Website and app data records:
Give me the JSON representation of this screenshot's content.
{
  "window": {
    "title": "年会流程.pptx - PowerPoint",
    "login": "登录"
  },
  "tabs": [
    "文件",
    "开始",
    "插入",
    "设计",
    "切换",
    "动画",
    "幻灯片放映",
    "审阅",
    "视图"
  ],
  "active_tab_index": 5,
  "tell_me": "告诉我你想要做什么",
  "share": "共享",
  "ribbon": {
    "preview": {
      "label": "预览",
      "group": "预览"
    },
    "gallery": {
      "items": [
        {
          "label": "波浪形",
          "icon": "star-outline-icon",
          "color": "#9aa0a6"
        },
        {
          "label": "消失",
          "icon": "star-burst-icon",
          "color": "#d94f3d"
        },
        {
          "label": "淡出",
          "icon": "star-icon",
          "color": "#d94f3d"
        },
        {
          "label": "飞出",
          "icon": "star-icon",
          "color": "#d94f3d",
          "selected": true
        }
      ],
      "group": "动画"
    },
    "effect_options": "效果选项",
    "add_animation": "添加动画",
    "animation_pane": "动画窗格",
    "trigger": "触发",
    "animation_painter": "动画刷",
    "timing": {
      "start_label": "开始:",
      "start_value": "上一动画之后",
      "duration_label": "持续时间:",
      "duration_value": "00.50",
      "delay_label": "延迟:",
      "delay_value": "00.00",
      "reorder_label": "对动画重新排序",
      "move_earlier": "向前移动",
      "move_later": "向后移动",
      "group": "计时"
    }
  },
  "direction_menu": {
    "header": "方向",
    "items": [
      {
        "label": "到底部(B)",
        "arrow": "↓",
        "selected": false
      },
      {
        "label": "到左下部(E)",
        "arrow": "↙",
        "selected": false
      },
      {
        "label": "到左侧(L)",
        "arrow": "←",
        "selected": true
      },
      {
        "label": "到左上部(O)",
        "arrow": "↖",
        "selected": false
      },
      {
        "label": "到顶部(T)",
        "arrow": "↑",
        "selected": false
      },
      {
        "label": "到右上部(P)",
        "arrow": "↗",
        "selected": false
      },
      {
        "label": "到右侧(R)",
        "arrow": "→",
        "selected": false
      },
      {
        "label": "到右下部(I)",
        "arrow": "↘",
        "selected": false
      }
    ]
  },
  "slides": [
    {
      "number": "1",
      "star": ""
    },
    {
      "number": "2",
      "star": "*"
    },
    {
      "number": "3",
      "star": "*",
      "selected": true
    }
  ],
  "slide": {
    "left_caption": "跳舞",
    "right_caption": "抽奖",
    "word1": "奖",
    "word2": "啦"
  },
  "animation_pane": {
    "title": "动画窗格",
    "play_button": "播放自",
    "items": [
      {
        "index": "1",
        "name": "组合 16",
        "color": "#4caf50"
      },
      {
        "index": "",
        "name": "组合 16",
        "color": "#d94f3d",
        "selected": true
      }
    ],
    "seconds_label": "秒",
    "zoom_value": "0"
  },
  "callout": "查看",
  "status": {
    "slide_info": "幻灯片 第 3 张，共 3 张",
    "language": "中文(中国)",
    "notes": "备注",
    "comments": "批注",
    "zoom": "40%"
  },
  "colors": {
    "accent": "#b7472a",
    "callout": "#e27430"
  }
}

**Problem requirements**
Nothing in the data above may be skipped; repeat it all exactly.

**Response to the task**
Give me the JSON representation of this screenshot's content.
{
  "window": {
    "title": "年会流程.pptx - PowerPoint",
    "login": "登录"
  },
  "tabs": [
    "文件",
    "开始",
    "插入",
    "设计",
    "切换",
    "动画",
    "幻灯片放映",
    "审阅",
    "视图"
  ],
  "active_tab_index": 5,
  "tell_me": "告诉我你想要做什么",
  "share": "共享",
  "ribbon": {
    "preview": {
      "label": "预览",
      "group": "预览"
    },
    "gallery": {
      "items": [
        {
          "label": "波浪形",
          "icon": "star-outline-icon",
          "color": "#9aa0a6"
        },
        {
          "label": "消失",
          "icon": "star-burst-icon",
          "color": "#d94f3d"
        },
        {
          "label": "淡出",
          "icon": "star-icon",
          "color": "#d94f3d"
        },
        {
          "label": "飞出",
          "icon": "star-icon",
          "color": "#d94f3d",
          "selected": true
        }
      ],
      "group": "动画"
    },
    "effect_options": "效果选项",
    "add_animation": "添加动画",
    "animation_pane": "动画窗格",
    "trigger": "触发",
    "animation_painter": "动画刷",
    "timing": {
      "start_label": "开始:",
      "start_value": "上一动画之后",
      "duration_label": "持续时间:",
      "duration_value": "00.50",
      "delay_label": "延迟:",
      "delay_value": "00.00",
      "reorder_label": "对动画重新排序",
      "move_earlier": "向前移动",
      "move_later": "向后移动",
      "group": "计时"
    }
  },
  "direction_menu": {
    "header": "方向",
    "items": [
      {
        "label": "到底部(B)",
        "arrow": "↓",
        "selected": false
      },
      {
        "label": "到左下部(E)",
        "arrow": "↙",
        "selected": false
      },
      {
        "label": "到左侧(L)",
        "arrow": "←",
        "selected": true
      },
      {
        "label": "到左上部(O)",
        "arrow": "↖",
        "selected": false
      },
      {
        "label": "到顶部(T)",
        "arrow": "↑",
        "selected": false
      },
      {
        "label": "到右上部(P)",
        "arrow": "↗",
        "selected": false
      },
      {
        "label": "到右侧(R)",
        "arrow": "→",
        "selected": false
      },
      {
        "label": "到右下部(I)",
        "arrow": "↘",
        "selected": false
      }
    ]
  },
  "slides": [
    {
      "number": "1",
      "star": ""
    },
    {
      "number": "2",
      "star": "*"
    },
    {
      "number": "3",
      "star": "*",
      "selected": true
    }
  ],
  "slide": {
    "left_caption": "跳舞",
    "right_caption": "抽奖",
    "word1": "奖",
    "word2": "啦"
  },
  "animation_pane": {
    "title": "动画窗格",
    "play_button": "播放自",
    "items": [
      {
        "index": "1",
        "name": "组合 16",
        "color": "#4caf50"
      },
      {
        "index": "",
        "name": "组合 16",
        "color": "#d94f3d",
        "selected": true
      }
    ],
    "seconds_label": "秒",
    "zoom_value": "0"
  },
  "callout": "查看",
  "status": {
    "slide_info": "幻灯片 第 3 张，共 3 张",
    "language": "中文(中国)",
    "notes": "备注",
    "comments": "批注",
    "zoom": "40%"
  },
  "colors": {
    "accent": "#b7472a",
    "callout": "#e27430"
  }
}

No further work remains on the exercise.